These are alarming statistics. They indicate that new hires are not receiving the quality guidance and onboarding they need when starting a new position. It also means that you, the employer, are probably spending far more in hiring costs than you need to.→ Read More
Few things are more nerve-wracking than starting a new job. New hires are often apprehensive when they walk through the door on their first day, and their long-term engagement and success can be affected by how well you onboard them during the first few weeks. One great way to transition your new employees is through mentorship programs. By connecting rookie employees with seasoned mentors, you can improve morale, training quality, and even retention.
Mentoring offers a host of perks for the entire workplace, such as a friendlier work atmosphere and enhanced job training.→ Read More
Many businesses follow specific procedures when they welcome new employees aboard. Typical activities include tours of the workplace, meeting fellow employees, and completing paperwork. These types of activities can improve employee engagement within the first few weeks, and they help employees understand what is expected of them. However, some businesses skimp on those welcome procedures with temps and interns, thinking: “Well, they won’t be here long, so we don’t need to invest in them.”
Thinking like this is a mistake. First, it leads to wasted time and wasted money as interns and temps struggle to acclimate and become productive.→ Read More
Employee onboarding is an essential part of the hiring process, and when it’s done effectively, it can set the foundation for long-term success in the employee’s new role.

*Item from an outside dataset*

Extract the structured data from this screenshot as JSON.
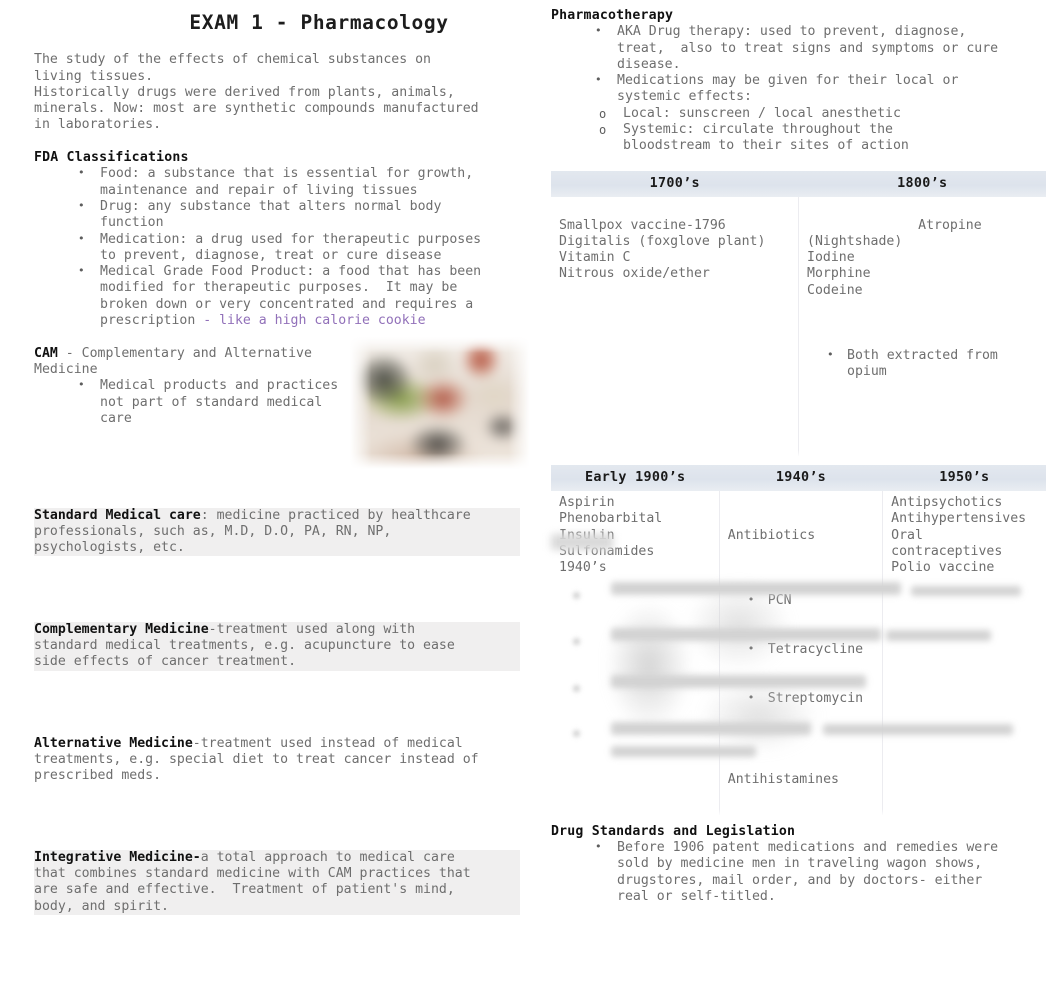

Too often, however, managers don’t realize the importance of onboarding and the long-term benefits of training and development, so they end up providing a poor-quality employee experience. This has very real effects: according to SHRM, “Half of all senior hires fail within 18 months in a new position, and half of all hourly workers leave new jobs within the first 120 days.”
Do you know the best practices for effectively onboarding your new hires?→ Read More
These days, many companies are clamoring for college grads; each year brings a fresh pool of talent for you to tap. The great news about graduates is that if they’re intelligent and adaptable, they can work in almost any sector of your business. But what’s the best way to compete against all the other organizations trying to recruit the same candidates?
Keep in mind that new graduate recruitment and hiring millennials requires a different approach than recruiting seasoned professionals.
Demonstrate your company’s mission and meaning
Most college students want to feel like they’re a part of something meaningful and something that has a positive impact on the world.→ Read More
Dear A Advisor,
I’m a brand-new employee in an HR department, and I already know what I’d like my first contribution to the business to be: to re-vamp our on-boarding process. I’m very enthusiastic about my new company, but I feel like my first weeks could have run more smoothly. I know this is a much-needed area of improvement—I just don’t know where to start! How can I improve my company’s on-boarding process so that people hired after me aren’t distracted or frustrated by the disorganization and can focus on their new position?→ Read More
Good news – your top tier candidate signed an offer to work at your company! You have recruited a strong new hire and deserve a pat on the back – however, efforts to impress should continue long after the offer is accepted.
If you’re looking to onboard new hires with ease, then one thing to perfect is your company’s first impression. For your new hires, arriving on their first day is like a food critic evaluating the hottest new restaurant in town.→ Read More